Assigned task: Each line below is to be written out in full, exactly as shown.
──────── Records provided
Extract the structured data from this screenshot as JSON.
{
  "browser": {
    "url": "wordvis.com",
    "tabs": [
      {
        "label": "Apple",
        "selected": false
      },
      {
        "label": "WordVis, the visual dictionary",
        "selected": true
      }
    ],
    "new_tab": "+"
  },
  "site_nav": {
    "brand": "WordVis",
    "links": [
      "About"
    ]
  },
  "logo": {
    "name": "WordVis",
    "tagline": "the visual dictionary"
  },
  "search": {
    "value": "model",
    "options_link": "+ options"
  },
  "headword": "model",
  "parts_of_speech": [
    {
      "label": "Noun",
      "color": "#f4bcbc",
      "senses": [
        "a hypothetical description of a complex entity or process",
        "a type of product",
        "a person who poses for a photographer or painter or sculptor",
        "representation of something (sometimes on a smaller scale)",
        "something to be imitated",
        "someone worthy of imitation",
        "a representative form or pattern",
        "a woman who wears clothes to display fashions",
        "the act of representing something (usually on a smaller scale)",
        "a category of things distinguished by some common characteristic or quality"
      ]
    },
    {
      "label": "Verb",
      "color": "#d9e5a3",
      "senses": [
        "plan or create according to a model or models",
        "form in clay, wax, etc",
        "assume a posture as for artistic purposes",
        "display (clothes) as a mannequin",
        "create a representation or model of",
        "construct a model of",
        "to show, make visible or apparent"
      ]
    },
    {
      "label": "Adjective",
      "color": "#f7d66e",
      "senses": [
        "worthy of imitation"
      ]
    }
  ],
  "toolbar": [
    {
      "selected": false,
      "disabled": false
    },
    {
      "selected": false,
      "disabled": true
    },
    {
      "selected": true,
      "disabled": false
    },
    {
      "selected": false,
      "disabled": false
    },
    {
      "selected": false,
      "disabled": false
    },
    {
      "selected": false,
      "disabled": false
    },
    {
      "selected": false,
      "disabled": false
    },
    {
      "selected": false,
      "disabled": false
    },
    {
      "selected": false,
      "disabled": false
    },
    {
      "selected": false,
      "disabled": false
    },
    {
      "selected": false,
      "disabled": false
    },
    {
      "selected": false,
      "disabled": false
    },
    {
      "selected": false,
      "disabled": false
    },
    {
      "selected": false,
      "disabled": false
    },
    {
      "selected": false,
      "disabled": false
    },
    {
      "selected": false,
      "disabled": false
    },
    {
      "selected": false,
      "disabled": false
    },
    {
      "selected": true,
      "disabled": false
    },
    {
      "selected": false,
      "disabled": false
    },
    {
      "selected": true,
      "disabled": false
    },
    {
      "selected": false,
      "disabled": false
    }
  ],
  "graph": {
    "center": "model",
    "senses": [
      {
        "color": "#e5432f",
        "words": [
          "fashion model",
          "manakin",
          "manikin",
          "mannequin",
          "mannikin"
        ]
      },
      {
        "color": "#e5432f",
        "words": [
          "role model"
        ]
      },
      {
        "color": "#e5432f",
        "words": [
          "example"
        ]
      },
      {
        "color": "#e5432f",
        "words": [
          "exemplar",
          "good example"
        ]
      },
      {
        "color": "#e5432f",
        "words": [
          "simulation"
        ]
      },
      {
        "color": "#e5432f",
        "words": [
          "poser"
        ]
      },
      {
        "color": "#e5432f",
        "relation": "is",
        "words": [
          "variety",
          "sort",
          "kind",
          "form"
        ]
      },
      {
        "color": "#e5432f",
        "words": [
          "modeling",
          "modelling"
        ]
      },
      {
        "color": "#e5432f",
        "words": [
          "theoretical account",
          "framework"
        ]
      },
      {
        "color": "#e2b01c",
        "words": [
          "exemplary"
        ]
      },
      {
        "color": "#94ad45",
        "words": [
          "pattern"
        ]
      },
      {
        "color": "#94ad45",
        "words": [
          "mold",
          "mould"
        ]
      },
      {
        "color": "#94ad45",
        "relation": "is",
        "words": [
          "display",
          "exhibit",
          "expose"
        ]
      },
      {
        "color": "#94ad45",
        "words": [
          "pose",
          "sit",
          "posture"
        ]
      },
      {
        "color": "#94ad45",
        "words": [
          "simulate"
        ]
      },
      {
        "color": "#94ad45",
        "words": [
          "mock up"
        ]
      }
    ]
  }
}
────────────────
Response below:
Extract the structured data from this screenshot as JSON.
{
  "browser": {
    "url": "wordvis.com",
    "tabs": [
      {
        "label": "Apple",
        "selected": false
      },
      {
        "label": "WordVis, the visual dictionary",
        "selected": true
      }
    ],
    "new_tab": "+"
  },
  "site_nav": {
    "brand": "WordVis",
    "links": [
      "About"
    ]
  },
  "logo": {
    "name": "WordVis",
    "tagline": "the visual dictionary"
  },
  "search": {
    "value": "model",
    "options_link": "+ options"
  },
  "headword": "model",
  "parts_of_speech": [
    {
      "label": "Noun",
      "color": "#f4bcbc",
      "senses": [
        "a hypothetical description of a complex entity or process",
        "a type of product",
        "a person who poses for a photographer or painter or sculptor",
        "representation of something (sometimes on a smaller scale)",
        "something to be imitated",
        "someone worthy of imitation",
        "a representative form or pattern",
        "a woman who wears clothes to display fashions",
        "the act of representing something (usually on a smaller scale)",
        "a category of things distinguished by some common characteristic or quality"
      ]
    },
    {
      "label": "Verb",
      "color": "#d9e5a3",
      "senses": [
        "plan or create according to a model or models",
        "form in clay, wax, etc",
        "assume a posture as for artistic purposes",
        "display (clothes) as a mannequin",
        "create a representation or model of",
        "construct a model of",
        "to show, make visible or apparent"
      ]
    },
    {
      "label": "Adjective",
      "color": "#f7d66e",
      "senses": [
        "worthy of imitation"
      ]
    }
  ],
  "toolbar": [
    {
      "selected": false,
      "disabled": false
    },
    {
      "selected": false,
      "disabled": true
    },
    {
      "selected": true,
      "disabled": false
    },
    {
      "selected": false,
      "disabled": false
    },
    {
      "selected": false,
      "disabled": false
    },
    {
      "selected": false,
      "disabled": false
    },
    {
      "selected": false,
      "disabled": false
    },
    {
      "selected": false,
      "disabled": false
    },
    {
      "selected": false,
      "disabled": false
    },
    {
      "selected": false,
      "disabled": false
    },
    {
      "selected": false,
      "disabled": false
    },
    {
      "selected": false,
      "disabled": false
    },
    {
      "selected": false,
      "disabled": false
    },
    {
      "selected": false,
      "disabled": false
    },
    {
      "selected": false,
      "disabled": false
    },
    {
      "selected": false,
      "disabled": false
    },
    {
      "selected": false,
      "disabled": false
    },
    {
      "selected": true,
      "disabled": false
    },
    {
      "selected": false,
      "disabled": false
    },
    {
      "selected": true,
      "disabled": false
    },
    {
      "selected": false,
      "disabled": false
    }
  ],
  "graph": {
    "center": "model",
    "senses": [
      {
        "color": "#e5432f",
        "words": [
          "fashion model",
          "manakin",
          "manikin",
          "mannequin",
          "mannikin"
        ]
      },
      {
        "color": "#e5432f",
        "words": [
          "role model"
        ]
      },
      {
        "color": "#e5432f",
        "words": [
          "example"
        ]
      },
      {
        "color": "#e5432f",
        "words": [
          "exemplar",
          "good example"
        ]
      },
      {
        "color": "#e5432f",
        "words": [
          "simulation"
        ]
      },
      {
        "color": "#e5432f",
        "words": [
          "poser"
        ]
      },
      {
        "color": "#e5432f",
        "relation": "is",
        "words": [
          "variety",
          "sort",
          "kind",
          "form"
        ]
      },
      {
        "color": "#e5432f",
        "words": [
          "modeling",
          "modelling"
        ]
      },
      {
        "color": "#e5432f",
        "words": [
          "theoretical account",
          "framework"
        ]
      },
      {
        "color": "#e2b01c",
        "words": [
          "exemplary"
        ]
      },
      {
        "color": "#94ad45",
        "words": [
          "pattern"
        ]
      },
      {
        "color": "#94ad45",
        "words": [
          "mold",
          "mould"
        ]
      },
      {
        "color": "#94ad45",
        "relation": "is",
        "words": [
          "display",
          "exhibit",
          "expose"
        ]
      },
      {
        "color": "#94ad45",
        "words": [
          "pose",
          "sit",
          "posture"
        ]
      },
      {
        "color": "#94ad45",
        "words": [
          "simulate"
        ]
      },
      {
        "color": "#94ad45",
        "words": [
          "mock up"
        ]
      }
    ]
  }
}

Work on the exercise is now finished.